I’ve been reflecting on, and becoming more aware of, probably the most missed element of Christianity – it’s communal and unitive half. The way we REALLY achieve human/societal/global/country and community unity.
Christians (especially American Christians) see their faith in a heavily personally/individual fulfilling/transforming/relational reality. Witness the more modern rise of the phrase: “Have you accepted Christ as your personal Lord and Savior?”. And while this is a good question, it is only half the reality of Christianity. We must remember that Christianity and God constantly break through our assumptions and God explodes into our lives with a reality that constantly challenges and stretches us to re-frame our understanding of God, the world, and ourselves. If we are not experiencing this constant reframing and being challenged to accept a new depth of understanding of God, ourselves, and our roles for each other – we haven’t really begun our life of faith. It gets called ‘dying to self’, ‘total transformation of self into the eyes of Christ’ and many others – but this is what it really means.
If our encounter with our faith isn’t like this – we aren’t really experiencing faith but something else… But back to my point. I’ve realized that it is really part of God’s plan that our life as Christians and our personal salvation is an inherently LINKED reality. We are not meant to find fulfillment or salvation on our own. That is why we have the Church – which tradition has long called her the mother or the womb from which Christians are nurtured and born. Jesus came and set an economy of salvation into order. While he did come down to earth in a finite form and a short span of years – and also enters our lives and hearts in a real way – he set up an economy of salvation that he desires to work through, and requires us to have families, parents, relationships, societies, churches, elders, popes, priests and prophets to help the body grow and develop. He wants us to all be participants in his plan of salvation. This means that if we are flying ‘solo’ in our faith life; we are missing much of what God is trying to teach us through others.

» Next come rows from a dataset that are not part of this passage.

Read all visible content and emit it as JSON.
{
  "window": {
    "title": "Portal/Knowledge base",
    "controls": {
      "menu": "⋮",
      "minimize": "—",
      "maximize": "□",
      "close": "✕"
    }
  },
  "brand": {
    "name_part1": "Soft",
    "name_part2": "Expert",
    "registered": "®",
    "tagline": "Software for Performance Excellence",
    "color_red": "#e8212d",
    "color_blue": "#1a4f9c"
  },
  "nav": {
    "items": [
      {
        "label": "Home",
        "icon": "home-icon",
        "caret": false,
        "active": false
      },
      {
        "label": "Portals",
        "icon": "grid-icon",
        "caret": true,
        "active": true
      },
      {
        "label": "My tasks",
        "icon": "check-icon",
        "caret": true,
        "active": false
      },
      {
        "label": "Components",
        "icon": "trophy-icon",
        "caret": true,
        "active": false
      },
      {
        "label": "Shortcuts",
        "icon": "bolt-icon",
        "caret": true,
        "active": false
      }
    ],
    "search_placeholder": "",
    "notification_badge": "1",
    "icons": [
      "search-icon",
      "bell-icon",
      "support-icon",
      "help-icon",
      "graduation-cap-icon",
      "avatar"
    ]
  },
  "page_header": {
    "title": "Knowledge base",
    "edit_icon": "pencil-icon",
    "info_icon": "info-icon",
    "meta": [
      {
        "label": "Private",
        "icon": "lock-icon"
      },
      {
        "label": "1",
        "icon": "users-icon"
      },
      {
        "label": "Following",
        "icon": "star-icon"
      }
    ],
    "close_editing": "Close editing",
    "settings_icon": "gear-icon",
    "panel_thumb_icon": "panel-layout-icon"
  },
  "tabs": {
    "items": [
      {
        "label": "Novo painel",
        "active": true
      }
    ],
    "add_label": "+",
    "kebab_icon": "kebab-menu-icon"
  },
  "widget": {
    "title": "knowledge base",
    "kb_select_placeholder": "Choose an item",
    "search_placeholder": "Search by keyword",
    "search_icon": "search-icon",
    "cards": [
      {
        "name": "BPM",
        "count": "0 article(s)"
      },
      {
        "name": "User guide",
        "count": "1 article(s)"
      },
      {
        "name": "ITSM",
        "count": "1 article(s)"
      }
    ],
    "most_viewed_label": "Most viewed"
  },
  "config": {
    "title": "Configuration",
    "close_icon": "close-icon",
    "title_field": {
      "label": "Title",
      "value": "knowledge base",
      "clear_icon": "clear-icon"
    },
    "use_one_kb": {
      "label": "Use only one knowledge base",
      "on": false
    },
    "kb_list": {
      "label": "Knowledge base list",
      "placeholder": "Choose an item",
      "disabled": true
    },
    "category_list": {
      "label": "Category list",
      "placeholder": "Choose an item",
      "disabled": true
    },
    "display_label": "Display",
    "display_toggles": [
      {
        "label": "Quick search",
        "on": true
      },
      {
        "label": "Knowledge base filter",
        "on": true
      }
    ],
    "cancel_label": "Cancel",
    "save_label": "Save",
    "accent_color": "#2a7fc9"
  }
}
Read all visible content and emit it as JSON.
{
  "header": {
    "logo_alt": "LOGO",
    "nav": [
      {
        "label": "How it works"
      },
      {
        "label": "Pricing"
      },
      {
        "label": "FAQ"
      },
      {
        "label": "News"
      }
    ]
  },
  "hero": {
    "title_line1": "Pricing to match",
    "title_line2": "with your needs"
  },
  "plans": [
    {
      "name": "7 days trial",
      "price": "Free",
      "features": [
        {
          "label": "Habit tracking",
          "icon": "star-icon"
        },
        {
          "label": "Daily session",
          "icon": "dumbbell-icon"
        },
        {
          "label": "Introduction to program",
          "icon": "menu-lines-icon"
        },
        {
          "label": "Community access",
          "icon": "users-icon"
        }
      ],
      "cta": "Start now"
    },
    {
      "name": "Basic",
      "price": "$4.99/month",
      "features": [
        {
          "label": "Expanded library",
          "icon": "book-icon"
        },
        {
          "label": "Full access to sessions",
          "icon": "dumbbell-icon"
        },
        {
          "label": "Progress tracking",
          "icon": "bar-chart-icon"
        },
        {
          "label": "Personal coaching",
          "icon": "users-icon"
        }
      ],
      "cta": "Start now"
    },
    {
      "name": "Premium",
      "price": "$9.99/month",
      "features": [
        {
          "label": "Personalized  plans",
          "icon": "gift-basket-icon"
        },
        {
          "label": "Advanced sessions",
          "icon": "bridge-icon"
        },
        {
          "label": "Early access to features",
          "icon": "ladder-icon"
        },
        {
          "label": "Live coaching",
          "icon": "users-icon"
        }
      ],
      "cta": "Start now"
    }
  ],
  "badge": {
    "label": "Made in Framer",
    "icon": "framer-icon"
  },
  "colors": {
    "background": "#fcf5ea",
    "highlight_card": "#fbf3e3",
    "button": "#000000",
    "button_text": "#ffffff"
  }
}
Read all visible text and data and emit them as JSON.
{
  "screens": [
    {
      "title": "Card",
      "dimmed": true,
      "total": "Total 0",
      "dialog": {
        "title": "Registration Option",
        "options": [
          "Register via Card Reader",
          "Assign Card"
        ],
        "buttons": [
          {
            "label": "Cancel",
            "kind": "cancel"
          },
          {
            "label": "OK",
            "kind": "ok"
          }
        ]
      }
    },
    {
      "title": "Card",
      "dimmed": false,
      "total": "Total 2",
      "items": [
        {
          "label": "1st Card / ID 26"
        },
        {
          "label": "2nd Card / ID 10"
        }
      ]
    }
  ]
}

This what I’m finding in things like my CPE assignment. We encounter the explosion of Christ into the world through the written words of the Gospel for sure, but we must also see the Christ trying to come out of each person and learn from the Christ present in what his current disciples have learned. While imperfect, if we do not, can not, or are too stubbornly independent to rely on, share with, and learn from other Christians (and non Christians!) and have them rely on us, we will miss the very real and unitive element of Christianity that carries us beyond our own myopia of self-centered faith. It is only when we are in relationship with the Christ in others, and they in relationship with the Christ in us, each helping that image of truth and reality become more and more whole that we can ever hope to become one mind and heart.
I always try to remember that in heaven I will live in perfect unity with all those around me that make it there too – even the ones I don’t agree with right now – and heaven is not a reality that will be some big surprise; but should be the kind of kingdom of God we are living and bringing about now.
It’s no secret my favorite game is Half-life 2 – especially Counter-strike. Unfortunately, there are some fun bugs in HL2, and here’s an interesting list of bugs with pictures and/or demos of them happening.